Problem: Return every entry in full, with no alterations.

Items from a data source:
--------------------

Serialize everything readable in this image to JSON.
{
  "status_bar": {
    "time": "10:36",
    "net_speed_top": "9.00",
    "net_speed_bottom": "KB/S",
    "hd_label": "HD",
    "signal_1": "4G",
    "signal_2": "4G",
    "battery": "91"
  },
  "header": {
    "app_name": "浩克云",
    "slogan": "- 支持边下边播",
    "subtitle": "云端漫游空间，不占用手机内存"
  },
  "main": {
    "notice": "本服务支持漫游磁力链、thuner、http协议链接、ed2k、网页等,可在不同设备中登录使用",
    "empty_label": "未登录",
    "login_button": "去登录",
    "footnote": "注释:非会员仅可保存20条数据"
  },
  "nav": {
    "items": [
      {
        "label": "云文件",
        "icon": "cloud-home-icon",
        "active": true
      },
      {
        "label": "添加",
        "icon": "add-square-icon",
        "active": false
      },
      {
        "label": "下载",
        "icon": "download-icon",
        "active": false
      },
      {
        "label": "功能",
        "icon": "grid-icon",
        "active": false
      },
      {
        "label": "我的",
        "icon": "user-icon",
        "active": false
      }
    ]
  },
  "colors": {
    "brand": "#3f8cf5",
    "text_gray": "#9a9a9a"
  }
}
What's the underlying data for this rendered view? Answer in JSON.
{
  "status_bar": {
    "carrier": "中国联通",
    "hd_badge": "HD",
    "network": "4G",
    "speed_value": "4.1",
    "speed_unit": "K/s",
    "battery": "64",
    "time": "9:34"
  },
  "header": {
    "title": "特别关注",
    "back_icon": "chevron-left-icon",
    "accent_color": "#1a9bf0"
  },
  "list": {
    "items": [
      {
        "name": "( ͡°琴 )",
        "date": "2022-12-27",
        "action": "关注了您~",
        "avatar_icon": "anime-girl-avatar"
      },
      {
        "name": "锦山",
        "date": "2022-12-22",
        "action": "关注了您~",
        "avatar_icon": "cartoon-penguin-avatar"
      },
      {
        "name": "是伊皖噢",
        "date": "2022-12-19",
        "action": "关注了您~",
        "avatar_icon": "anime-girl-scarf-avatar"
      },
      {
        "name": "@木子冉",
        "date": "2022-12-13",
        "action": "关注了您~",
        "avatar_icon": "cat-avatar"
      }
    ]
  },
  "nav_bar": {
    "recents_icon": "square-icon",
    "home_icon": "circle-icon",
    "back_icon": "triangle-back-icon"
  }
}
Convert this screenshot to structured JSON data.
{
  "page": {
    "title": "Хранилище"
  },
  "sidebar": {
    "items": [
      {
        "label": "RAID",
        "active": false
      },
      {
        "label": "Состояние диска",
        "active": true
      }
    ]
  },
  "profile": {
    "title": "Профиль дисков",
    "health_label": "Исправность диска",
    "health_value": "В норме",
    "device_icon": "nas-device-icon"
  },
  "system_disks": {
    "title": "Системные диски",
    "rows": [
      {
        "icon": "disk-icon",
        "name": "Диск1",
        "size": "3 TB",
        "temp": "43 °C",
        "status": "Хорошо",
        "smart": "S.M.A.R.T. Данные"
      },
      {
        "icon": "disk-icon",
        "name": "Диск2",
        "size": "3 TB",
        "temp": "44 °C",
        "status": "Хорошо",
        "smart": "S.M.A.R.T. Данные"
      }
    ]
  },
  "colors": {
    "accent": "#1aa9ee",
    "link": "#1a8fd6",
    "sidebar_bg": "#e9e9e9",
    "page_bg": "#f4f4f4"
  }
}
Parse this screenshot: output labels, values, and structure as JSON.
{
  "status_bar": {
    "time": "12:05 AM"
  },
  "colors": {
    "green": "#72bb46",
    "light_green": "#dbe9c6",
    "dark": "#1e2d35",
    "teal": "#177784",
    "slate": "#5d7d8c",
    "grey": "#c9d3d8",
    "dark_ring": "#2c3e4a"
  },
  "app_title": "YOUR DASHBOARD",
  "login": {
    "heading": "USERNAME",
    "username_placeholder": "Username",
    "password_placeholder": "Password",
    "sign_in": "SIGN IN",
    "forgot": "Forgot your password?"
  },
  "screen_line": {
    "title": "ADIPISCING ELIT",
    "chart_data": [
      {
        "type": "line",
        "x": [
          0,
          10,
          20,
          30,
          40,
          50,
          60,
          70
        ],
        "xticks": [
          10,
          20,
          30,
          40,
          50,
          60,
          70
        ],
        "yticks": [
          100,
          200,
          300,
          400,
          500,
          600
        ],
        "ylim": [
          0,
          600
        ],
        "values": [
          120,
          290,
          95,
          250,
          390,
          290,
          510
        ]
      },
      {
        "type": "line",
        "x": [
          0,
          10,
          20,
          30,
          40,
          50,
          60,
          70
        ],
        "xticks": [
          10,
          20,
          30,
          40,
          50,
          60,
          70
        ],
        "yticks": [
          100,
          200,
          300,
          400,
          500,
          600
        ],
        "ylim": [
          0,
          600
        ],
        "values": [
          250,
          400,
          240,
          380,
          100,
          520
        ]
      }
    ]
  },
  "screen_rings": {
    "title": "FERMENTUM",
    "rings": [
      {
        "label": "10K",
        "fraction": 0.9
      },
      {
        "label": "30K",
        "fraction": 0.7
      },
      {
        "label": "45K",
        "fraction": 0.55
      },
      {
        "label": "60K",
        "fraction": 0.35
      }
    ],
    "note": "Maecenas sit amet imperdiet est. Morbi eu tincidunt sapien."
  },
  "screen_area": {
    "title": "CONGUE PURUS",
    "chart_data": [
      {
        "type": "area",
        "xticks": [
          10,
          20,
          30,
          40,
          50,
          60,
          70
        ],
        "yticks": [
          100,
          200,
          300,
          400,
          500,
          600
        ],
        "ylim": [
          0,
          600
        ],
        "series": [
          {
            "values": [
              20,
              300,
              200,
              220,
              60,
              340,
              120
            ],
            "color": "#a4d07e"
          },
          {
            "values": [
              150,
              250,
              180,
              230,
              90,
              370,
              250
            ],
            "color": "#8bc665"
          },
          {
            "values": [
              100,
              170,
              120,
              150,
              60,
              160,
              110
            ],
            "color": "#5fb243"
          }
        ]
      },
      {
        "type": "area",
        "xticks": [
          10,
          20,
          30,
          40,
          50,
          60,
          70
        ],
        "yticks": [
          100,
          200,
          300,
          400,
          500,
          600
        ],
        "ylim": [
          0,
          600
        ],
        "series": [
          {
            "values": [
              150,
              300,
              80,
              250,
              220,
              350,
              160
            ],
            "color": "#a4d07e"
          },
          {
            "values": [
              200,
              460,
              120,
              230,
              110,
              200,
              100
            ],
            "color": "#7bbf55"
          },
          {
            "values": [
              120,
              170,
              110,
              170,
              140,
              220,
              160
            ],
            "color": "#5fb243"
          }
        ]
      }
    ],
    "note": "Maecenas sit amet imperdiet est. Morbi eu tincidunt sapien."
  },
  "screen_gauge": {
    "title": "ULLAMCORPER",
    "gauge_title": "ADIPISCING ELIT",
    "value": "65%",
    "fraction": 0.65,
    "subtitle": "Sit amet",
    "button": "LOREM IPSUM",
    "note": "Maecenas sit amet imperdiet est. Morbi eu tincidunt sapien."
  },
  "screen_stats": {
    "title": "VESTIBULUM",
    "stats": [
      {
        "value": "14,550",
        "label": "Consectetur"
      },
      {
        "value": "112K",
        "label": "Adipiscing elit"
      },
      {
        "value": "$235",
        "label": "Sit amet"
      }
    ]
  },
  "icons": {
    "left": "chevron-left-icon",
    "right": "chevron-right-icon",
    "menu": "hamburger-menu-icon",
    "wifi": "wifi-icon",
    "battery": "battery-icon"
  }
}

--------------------

Response to this task:
Serialize everything readable in this image to JSON.
{
  "status_bar": {
    "time": "10:36",
    "net_speed_top": "9.00",
    "net_speed_bottom": "KB/S",
    "hd_label": "HD",
    "signal_1": "4G",
    "signal_2": "4G",
    "battery": "91"
  },
  "header": {
    "app_name": "浩克云",
    "slogan": "- 支持边下边播",
    "subtitle": "云端漫游空间，不占用手机内存"
  },
  "main": {
    "notice": "本服务支持漫游磁力链、thuner、http协议链接、ed2k、网页等,可在不同设备中登录使用",
    "empty_label": "未登录",
    "login_button": "去登录",
    "footnote": "注释:非会员仅可保存20条数据"
  },
  "nav": {
    "items": [
      {
        "label": "云文件",
        "icon": "cloud-home-icon",
        "active": true
      },
      {
        "label": "添加",
        "icon": "add-square-icon",
        "active": false
      },
      {
        "label": "下载",
        "icon": "download-icon",
        "active": false
      },
      {
        "label": "功能",
        "icon": "grid-icon",
        "active": false
      },
      {
        "label": "我的",
        "icon": "user-icon",
        "active": false
      }
    ]
  },
  "colors": {
    "brand": "#3f8cf5",
    "text_gray": "#9a9a9a"
  }
}
What's the underlying data for this rendered view? Answer in JSON.
{
  "status_bar": {
    "carrier": "中国联通",
    "hd_badge": "HD",
    "network": "4G",
    "speed_value": "4.1",
    "speed_unit": "K/s",
    "battery": "64",
    "time": "9:34"
  },
  "header": {
    "title": "特别关注",
    "back_icon": "chevron-left-icon",
    "accent_color": "#1a9bf0"
  },
  "list": {
    "items": [
      {
        "name": "( ͡°琴 )",
        "date": "2022-12-27",
        "action": "关注了您~",
        "avatar_icon": "anime-girl-avatar"
      },
      {
        "name": "锦山",
        "date": "2022-12-22",
        "action": "关注了您~",
        "avatar_icon": "cartoon-penguin-avatar"
      },
      {
        "name": "是伊皖噢",
        "date": "2022-12-19",
        "action": "关注了您~",
        "avatar_icon": "anime-girl-scarf-avatar"
      },
      {
        "name": "@木子冉",
        "date": "2022-12-13",
        "action": "关注了您~",
        "avatar_icon": "cat-avatar"
      }
    ]
  },
  "nav_bar": {
    "recents_icon": "square-icon",
    "home_icon": "circle-icon",
    "back_icon": "triangle-back-icon"
  }
}
Convert this screenshot to structured JSON data.
{
  "page": {
    "title": "Хранилище"
  },
  "sidebar": {
    "items": [
      {
        "label": "RAID",
        "active": false
      },
      {
        "label": "Состояние диска",
        "active": true
      }
    ]
  },
  "profile": {
    "title": "Профиль дисков",
    "health_label": "Исправность диска",
    "health_value": "В норме",
    "device_icon": "nas-device-icon"
  },
  "system_disks": {
    "title": "Системные диски",
    "rows": [
      {
        "icon": "disk-icon",
        "name": "Диск1",
        "size": "3 TB",
        "temp": "43 °C",
        "status": "Хорошо",
        "smart": "S.M.A.R.T. Данные"
      },
      {
        "icon": "disk-icon",
        "name": "Диск2",
        "size": "3 TB",
        "temp": "44 °C",
        "status": "Хорошо",
        "smart": "S.M.A.R.T. Данные"
      }
    ]
  },
  "colors": {
    "accent": "#1aa9ee",
    "link": "#1a8fd6",
    "sidebar_bg": "#e9e9e9",
    "page_bg": "#f4f4f4"
  }
}
Parse this screenshot: output labels, values, and structure as JSON.
{
  "status_bar": {
    "time": "12:05 AM"
  },
  "colors": {
    "green": "#72bb46",
    "light_green": "#dbe9c6",
    "dark": "#1e2d35",
    "teal": "#177784",
    "slate": "#5d7d8c",
    "grey": "#c9d3d8",
    "dark_ring": "#2c3e4a"
  },
  "app_title": "YOUR DASHBOARD",
  "login": {
    "heading": "USERNAME",
    "username_placeholder": "Username",
    "password_placeholder": "Password",
    "sign_in": "SIGN IN",
    "forgot": "Forgot your password?"
  },
  "screen_line": {
    "title": "ADIPISCING ELIT",
    "chart_data": [
      {
        "type": "line",
        "x": [
          0,
          10,
          20,
          30,
          40,
          50,
          60,
          70
        ],
        "xticks": [
          10,
          20,
          30,
          40,
          50,
          60,
          70
        ],
        "yticks": [
          100,
          200,
          300,
          400,
          500,
          600
        ],
        "ylim": [
          0,
          600
        ],
        "values": [
          120,
          290,
          95,
          250,
          390,
          290,
          510
        ]
      },
      {
        "type": "line",
        "x": [
          0,
          10,
          20,
          30,
          40,
          50,
          60,
          70
        ],
        "xticks": [
          10,
          20,
          30,
          40,
          50,
          60,
          70
        ],
        "yticks": [
          100,
          200,
          300,
          400,
          500,
          600
        ],
        "ylim": [
          0,
          600
        ],
        "values": [
          250,
          400,
          240,
          380,
          100,
          520
        ]
      }
    ]
  },
  "screen_rings": {
    "title": "FERMENTUM",
    "rings": [
      {
        "label": "10K",
        "fraction": 0.9
      },
      {
        "label": "30K",
        "fraction": 0.7
      },
      {
        "label": "45K",
        "fraction": 0.55
      },
      {
        "label": "60K",
        "fraction": 0.35
      }
    ],
    "note": "Maecenas sit amet imperdiet est. Morbi eu tincidunt sapien."
  },
  "screen_area": {
    "title": "CONGUE PURUS",
    "chart_data": [
      {
        "type": "area",
        "xticks": [
          10,
          20,
          30,
          40,
          50,
          60,
          70
        ],
        "yticks": [
          100,
          200,
          300,
          400,
          500,
          600
        ],
        "ylim": [
          0,
          600
        ],
        "series": [
          {
            "values": [
              20,
              300,
              200,
              220,
              60,
              340,
              120
            ],
            "color": "#a4d07e"
          },
          {
            "values": [
              150,
              250,
              180,
              230,
              90,
              370,
              250
            ],
            "color": "#8bc665"
          },
          {
            "values": [
              100,
              170,
              120,
              150,
              60,
              160,
              110
            ],
            "color": "#5fb243"
          }
        ]
      },
      {
        "type": "area",
        "xticks": [
          10,
          20,
          30,
          40,
          50,
          60,
          70
        ],
        "yticks": [
          100,
          200,
          300,
          400,
          500,
          600
        ],
        "ylim": [
          0,
          600
        ],
        "series": [
          {
            "values": [
              150,
              300,
              80,
              250,
              220,
              350,
              160
            ],
            "color": "#a4d07e"
          },
          {
            "values": [
              200,
              460,
              120,
              230,
              110,
              200,
              100
            ],
            "color": "#7bbf55"
          },
          {
            "values": [
              120,
              170,
              110,
              170,
              140,
              220,
              160
            ],
            "color": "#5fb243"
          }
        ]
      }
    ],
    "note": "Maecenas sit amet imperdiet est. Morbi eu tincidunt sapien."
  },
  "screen_gauge": {
    "title": "ULLAMCORPER",
    "gauge_title": "ADIPISCING ELIT",
    "value": "65%",
    "fraction": 0.65,
    "subtitle": "Sit amet",
    "button": "LOREM IPSUM",
    "note": "Maecenas sit amet imperdiet est. Morbi eu tincidunt sapien."
  },
  "screen_stats": {
    "title": "VESTIBULUM",
    "stats": [
      {
        "value": "14,550",
        "label": "Consectetur"
      },
      {
        "value": "112K",
        "label": "Adipiscing elit"
      },
      {
        "value": "$235",
        "label": "Sit amet"
      }
    ]
  },
  "icons": {
    "left": "chevron-left-icon",
    "right": "chevron-right-icon",
    "menu": "hamburger-menu-icon",
    "wifi": "wifi-icon",
    "battery": "battery-icon"
  }
}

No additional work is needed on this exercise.